List price: $17.95
Copyright year: 2002
Publisher: University of Wisconsin Press
Publication date: 7/23/2002
Binding: Paperback
Pages: 128
Size: 5.50" wide x 8.00" long x 0.25" tall
Weight: 0.330
Language: English

Rosenzweig was born in 1886 to intellectual and assimilated parents. He studied philosophy, history, and classics. While he was at university, many of his friends and relatives converted to Christianity, and he came close to converting, until a visit to an Orthodox synagogue on the eve of Yom Kippur inspired him to "return" to Judaism. His doctoral thesis, Hegel and the State, was published in 1920, and he then began to devote his energies to the construction of a Jewish philosophic system. The result, The Star of Redemption (1921), has become a classic, combining German idealism, existentialism, and Jewish tradition into a complex and enduring system. In 1921 a progressive paralysis set in and, although he soon lost his mobility and power of speech, he continued his intellectual activities for seven years. Rosenzweig's wife deciphered his signals, and, among other activities, he began a new translation of the Hebrew Bible (with Martin Buber, who finished it in the 1950s), utilizing a style of German that attempted to retain the spirit of the original Hebrew.

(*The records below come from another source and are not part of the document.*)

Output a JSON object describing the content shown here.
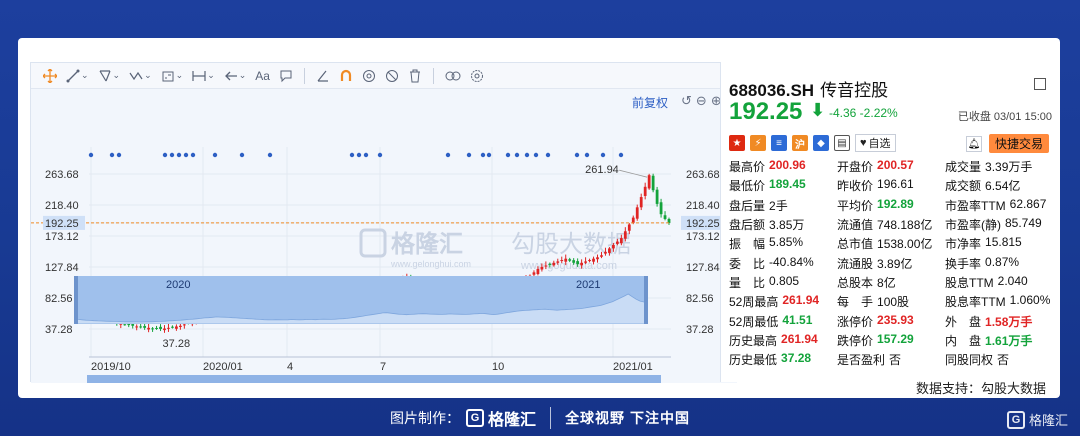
{
  "toolbar": {
    "icons": [
      "crosshair-icon",
      "line-icon",
      "fib-icon",
      "polyline-icon",
      "rect-tool-icon",
      "measure-icon",
      "arrow-icon",
      "text-icon",
      "comment-icon",
      "angle-icon",
      "magnet-icon",
      "eye-icon",
      "hide-icon",
      "trash-icon",
      "link-icon",
      "settings-icon"
    ],
    "text_tool_label": "Aa",
    "accent_color": "#f08a24"
  },
  "chart_controls": {
    "adjust_label": "前复权"
  },
  "watermark": {
    "brand": "格隆汇",
    "brand_sub": "www.gelonghui.com",
    "brand2": "勾股大数据",
    "brand2_sub": "www.gogudata.com"
  },
  "chart_data": {
    "type": "candlestick",
    "y_ticks_left": [
      "263.68",
      "218.40",
      "192.25",
      "173.12",
      "127.84",
      "82.56",
      "37.28"
    ],
    "y_ticks_right": [
      "263.68",
      "218.40",
      "192.25",
      "173.12",
      "127.84",
      "82.56",
      "37.28"
    ],
    "ylim": [
      37.28,
      263.68
    ],
    "x_ticks": [
      "2019/10",
      "2020/01",
      "4",
      "7",
      "10",
      "2021/01"
    ],
    "annotations": {
      "high_label": "261.94",
      "low_label": "37.28"
    },
    "last_price": "192.25",
    "navigator_labels": [
      "2020",
      "2021"
    ],
    "up_color": "#e02424",
    "down_color": "#13a33b",
    "series_close_estimate": [
      62,
      58,
      55,
      52,
      50,
      48,
      46,
      45,
      44,
      43,
      42,
      41,
      40,
      39,
      39,
      38,
      38,
      37.3,
      38,
      39,
      40,
      41,
      42,
      44,
      46,
      48,
      50,
      52,
      55,
      58,
      60,
      63,
      66,
      70,
      72,
      75,
      78,
      77,
      76,
      74,
      72,
      70,
      68,
      66,
      64,
      62,
      60,
      58,
      56,
      55,
      54,
      56,
      55,
      54,
      55,
      57,
      56,
      55,
      56,
      58,
      57,
      56,
      58,
      60,
      59,
      58,
      60,
      62,
      64,
      66,
      70,
      75,
      80,
      85,
      90,
      95,
      100,
      105,
      110,
      112,
      108,
      104,
      100,
      98,
      96,
      98,
      100,
      102,
      104,
      103,
      101,
      100,
      99,
      98,
      100,
      102,
      101,
      100,
      99,
      98,
      100,
      102,
      104,
      106,
      104,
      100,
      97,
      100,
      105,
      110,
      115,
      120,
      125,
      128,
      130,
      132,
      134,
      136,
      138,
      140,
      137,
      134,
      132,
      134,
      136,
      138,
      140,
      142,
      145,
      150,
      155,
      160,
      165,
      170,
      180,
      190,
      200,
      215,
      230,
      245,
      261.94,
      240,
      220,
      205,
      198,
      192.25
    ]
  },
  "quote": {
    "code": "688036.SH",
    "name": "传音控股",
    "price": "192.25",
    "arrow": "⬇",
    "change": "-4.36  -2.22%",
    "status": "已收盘 03/01 15:00",
    "favorite_label": "自选",
    "trade_label": "快捷交易",
    "icons": [
      "china-flag-icon",
      "lightning-icon",
      "database-icon",
      "sh-icon",
      "tag-icon",
      "doc-icon"
    ],
    "rows": [
      [
        [
          "最高价",
          "200.96",
          "up"
        ],
        [
          "开盘价",
          "200.57",
          "up"
        ],
        [
          "成交量",
          "3.39万手",
          ""
        ]
      ],
      [
        [
          "最低价",
          "189.45",
          "down"
        ],
        [
          "昨收价",
          "196.61",
          ""
        ],
        [
          "成交额",
          "6.54亿",
          ""
        ]
      ],
      [
        [
          "盘后量",
          "2手",
          ""
        ],
        [
          "平均价",
          "192.89",
          "down"
        ],
        [
          "市盈率TTM",
          "62.867",
          ""
        ]
      ],
      [
        [
          "盘后额",
          "3.85万",
          ""
        ],
        [
          "流通值",
          "748.188亿",
          ""
        ],
        [
          "市盈率(静)",
          "85.749",
          ""
        ]
      ],
      [
        [
          "振　幅",
          "5.85%",
          ""
        ],
        [
          "总市值",
          "1538.00亿",
          ""
        ],
        [
          "市净率",
          "15.815",
          ""
        ]
      ],
      [
        [
          "委　比",
          "-40.84%",
          ""
        ],
        [
          "流通股",
          "3.89亿",
          ""
        ],
        [
          "换手率",
          "0.87%",
          ""
        ]
      ],
      [
        [
          "量　比",
          "0.805",
          ""
        ],
        [
          "总股本",
          "8亿",
          ""
        ],
        [
          "股息TTM",
          "2.040",
          ""
        ]
      ],
      [
        [
          "52周最高",
          "261.94",
          "up"
        ],
        [
          "每　手",
          "100股",
          ""
        ],
        [
          "股息率TTM",
          "1.060%",
          ""
        ]
      ],
      [
        [
          "52周最低",
          "41.51",
          "down"
        ],
        [
          "涨停价",
          "235.93",
          "up"
        ],
        [
          "外　盘",
          "1.58万手",
          "up"
        ]
      ],
      [
        [
          "历史最高",
          "261.94",
          "up"
        ],
        [
          "跌停价",
          "157.29",
          "down"
        ],
        [
          "内　盘",
          "1.61万手",
          "down"
        ]
      ],
      [
        [
          "历史最低",
          "37.28",
          "down"
        ],
        [
          "是否盈利",
          "否",
          ""
        ],
        [
          "同股同权",
          "否",
          ""
        ]
      ]
    ]
  },
  "data_source": "数据支持：勾股大数据",
  "footer": {
    "made_by": "图片制作：",
    "brand": "格隆汇",
    "slogan": "全球视野  下注中国",
    "corner_brand": "格隆汇"
  }
}
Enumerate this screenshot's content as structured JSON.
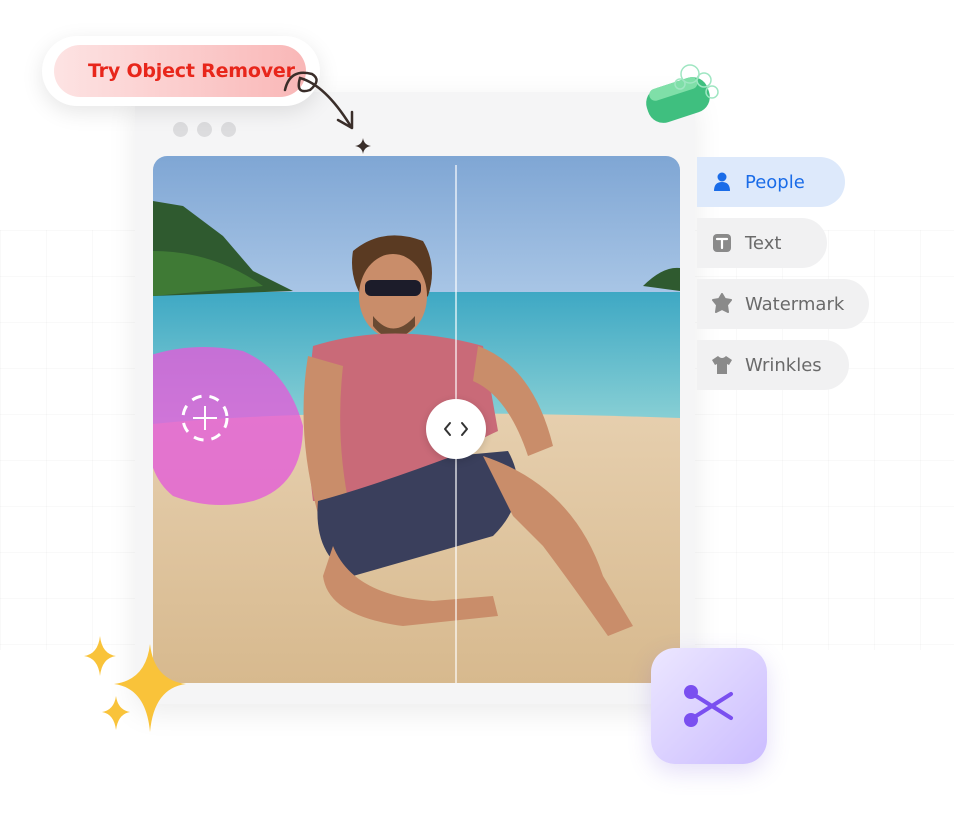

Franz Kafka -- July 3, 1883 - June 3, 1924 Franz Kafka was born to middle-class Jewish parents in Prague, Czechoslovakia on July 3, 1883. He received a law degree at the University of Prague. After performing an obligatory year of unpaid service as law clerk for the civil and criminal courts, he obtained a position in the workman's compensation division of the Austrian government. Always neurotic, insecure, and filled with a sense of inadequacy, his writing is a search for personal fulfillment and understanding. He wrote very slowly and deliberately, publishing very little in his lifetime. At his death he asked a close friend to burn his remaining manuscripts, but the friend refused the request. Instead the friend arranged for publication Kafka's longer stories, which have since brought him worldwide fame and have influenced many contemporary writers. His works include The Metamorphosis, The Castle, The Trial, and Amerika. Kafka was diagnosed with tuberculosis (TB) in August 1917. As his disease progressed, his throat became affected by the TB and he could not eat regularly because it was painful. He died from starvation in a sanatorium in Kierling, near Vienna, after admitting himself for treatment there on April 10, 1924. He died on June 3 at the age of 40.

Introduction
Three Epistles
It Is Time: Concerning the Study of Judaism
Towards a Renaissance of Jewish Learning
The Builders: Concerning the Law
Appendices
Upon Opening the Judisches Lehrhaus
More Judaism! Two Letters
Revelation and Law (Martin Buber and Franz Rozenzweig)
The Commandments: Divine or Human?
Notes